TASK INSTRUCTIONS - The answer must be every line of the records below that contains the word "Illumina".

GIVEN ENTRIES -
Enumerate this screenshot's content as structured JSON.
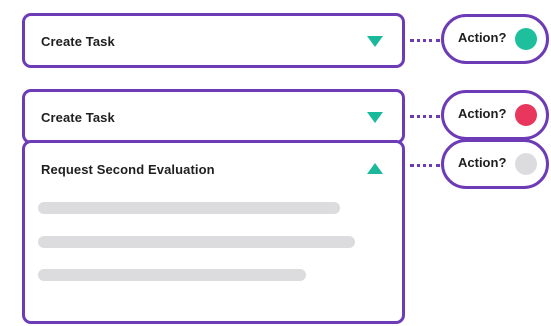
{
  "rows": [
    {
      "title": "Create Task",
      "expanded": false,
      "action_label": "Action?",
      "status_color": "#1dbf9c",
      "status": "green"
    },
    {
      "title": "Create Task",
      "expanded": false,
      "action_label": "Action?",
      "status_color": "#e8365c",
      "status": "red"
    },
    {
      "title": "Request Second Evaluation",
      "expanded": true,
      "action_label": "Action?",
      "status_color": "#dcdcdf",
      "status": "gray",
      "placeholder_lines": 3
    }
  ],
  "colors": {
    "accent": "#6d3bb5",
    "arrow": "#1ab99c",
    "skeleton": "#dcdcdf"
  },
  "icons": [
    "dropdown-arrow-down-icon",
    "dropdown-arrow-up-icon",
    "status-dot-icon"
  ]
}
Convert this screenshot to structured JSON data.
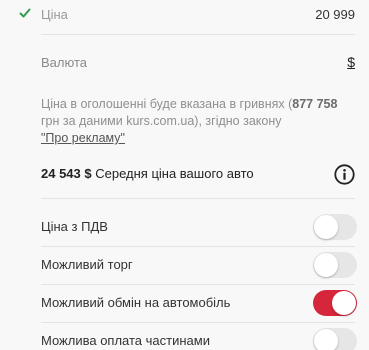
{
  "price": {
    "icon": "check-icon",
    "label": "Ціна",
    "value": "20 999"
  },
  "currency": {
    "label": "Валюта",
    "value": "$"
  },
  "info": {
    "text_before": "Ціна в оголошенні буде вказана в гривнях (",
    "uah_amount": "877 758",
    "text_middle": "грн за даними kurs.com.ua), згідно закону ",
    "link": "\"Про рекламу\""
  },
  "average": {
    "value": "24 543 $",
    "label": "Середня ціна вашого авто",
    "icon": "info-icon"
  },
  "options": [
    {
      "label": "Ціна з ПДВ",
      "enabled": false
    },
    {
      "label": "Можливий торг",
      "enabled": false
    },
    {
      "label": "Можливий обмін на автомобіль",
      "enabled": true
    },
    {
      "label": "Можлива оплата частинами",
      "enabled": false
    }
  ],
  "colors": {
    "accent": "#d6263b",
    "check": "#2e9e4f",
    "toggle_off": "#e6e6e6"
  }
}
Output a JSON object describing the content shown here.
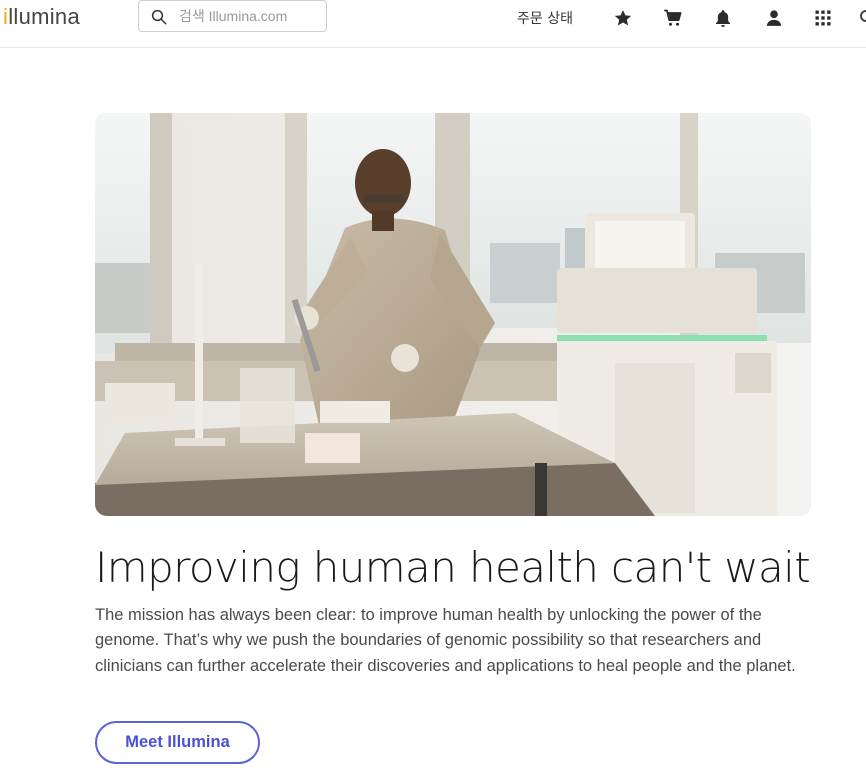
{
  "header": {
    "logo_prefix": "i",
    "logo_rest": "llumina",
    "search_placeholder": "검색 Illumina.com",
    "order_status": "주문 상태",
    "icons": [
      "star-icon",
      "cart-icon",
      "bell-icon",
      "user-icon",
      "apps-grid-icon"
    ]
  },
  "hero": {
    "image_alt": "Scientist pipetting samples in a laboratory next to a sequencing instrument"
  },
  "main": {
    "title": "Improving human health can't wait",
    "description": "The mission has always been clear: to improve human health by unlocking the power of the genome. That’s why we push the boundaries of genomic possibility so that researchers and clinicians can further accelerate their discoveries and applications to heal people and the planet.",
    "cta_label": "Meet Illumina"
  },
  "colors": {
    "logo_accent": "#f2a900",
    "cta": "#4a52d1"
  }
}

EXERCISE OUTPUT -
    "search_placeholder": "검색 Illumina.com",
    "cta_label": "Meet Illumina"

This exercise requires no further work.